• _What you will do_
Copy each line of the records that contains the word "domain".

[Website and app data records]
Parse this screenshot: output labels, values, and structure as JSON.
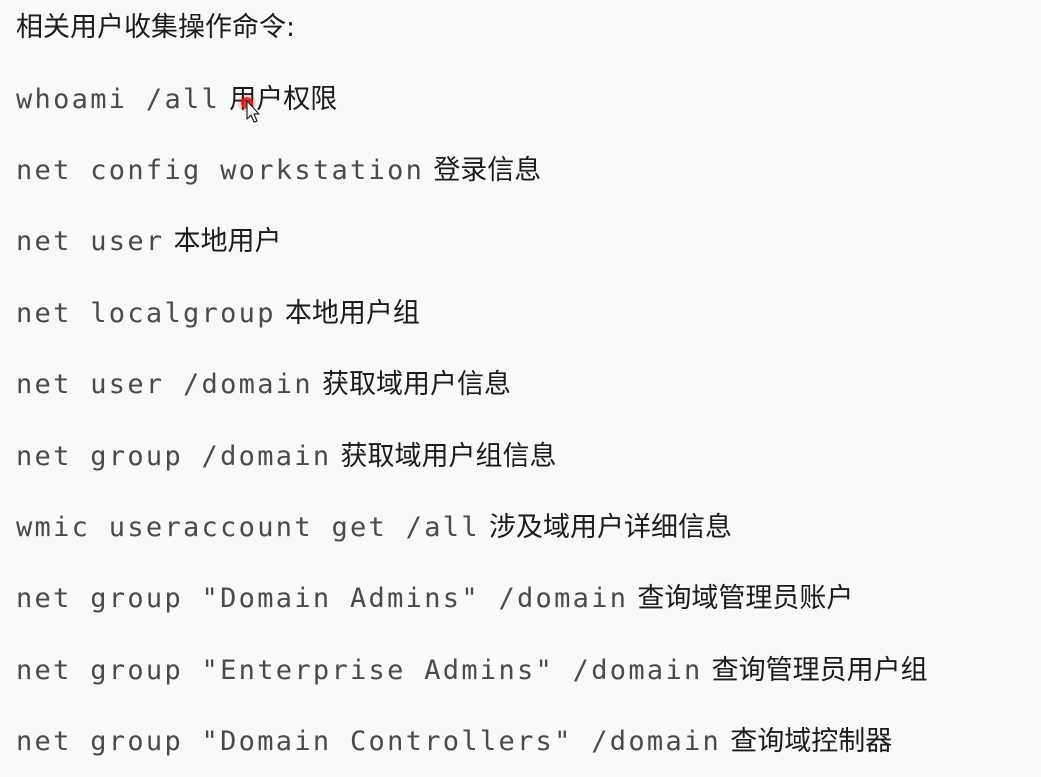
{
  "heading": "相关用户收集操作命令:",
  "commands": [
    {
      "cmd": "whoami /all",
      "desc": "用户权限"
    },
    {
      "cmd": "net config workstation",
      "desc": "登录信息"
    },
    {
      "cmd": "net user",
      "desc": "本地用户"
    },
    {
      "cmd": "net localgroup",
      "desc": "本地用户组"
    },
    {
      "cmd": "net user /domain",
      "desc": "获取域用户信息"
    },
    {
      "cmd": "net group /domain",
      "desc": "获取域用户组信息"
    },
    {
      "cmd": "wmic useraccount get /all",
      "desc": "涉及域用户详细信息"
    },
    {
      "cmd": "net group \"Domain Admins\" /domain",
      "desc": "查询域管理员账户"
    },
    {
      "cmd": "net group \"Enterprise Admins\" /domain",
      "desc": "查询管理员用户组"
    },
    {
      "cmd": "net group \"Domain Controllers\" /domain",
      "desc": "查询域控制器"
    }
  ],
  "colors": {
    "background": "#f9f9f9",
    "command_text": "#4a4a4a",
    "description_text": "#1b1b1b",
    "cursor_highlight": "#e02020"
  },
  "icons": {
    "cursor": "mouse-pointer-icon"
  }
}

• _Answer to the problem_
      "cmd": "net user /domain",
      "cmd": "net group /domain",
      "cmd": "net group \"Domain Admins\" /domain",
      "cmd": "net group \"Enterprise Admins\" /domain",
      "cmd": "net group \"Domain Controllers\" /domain",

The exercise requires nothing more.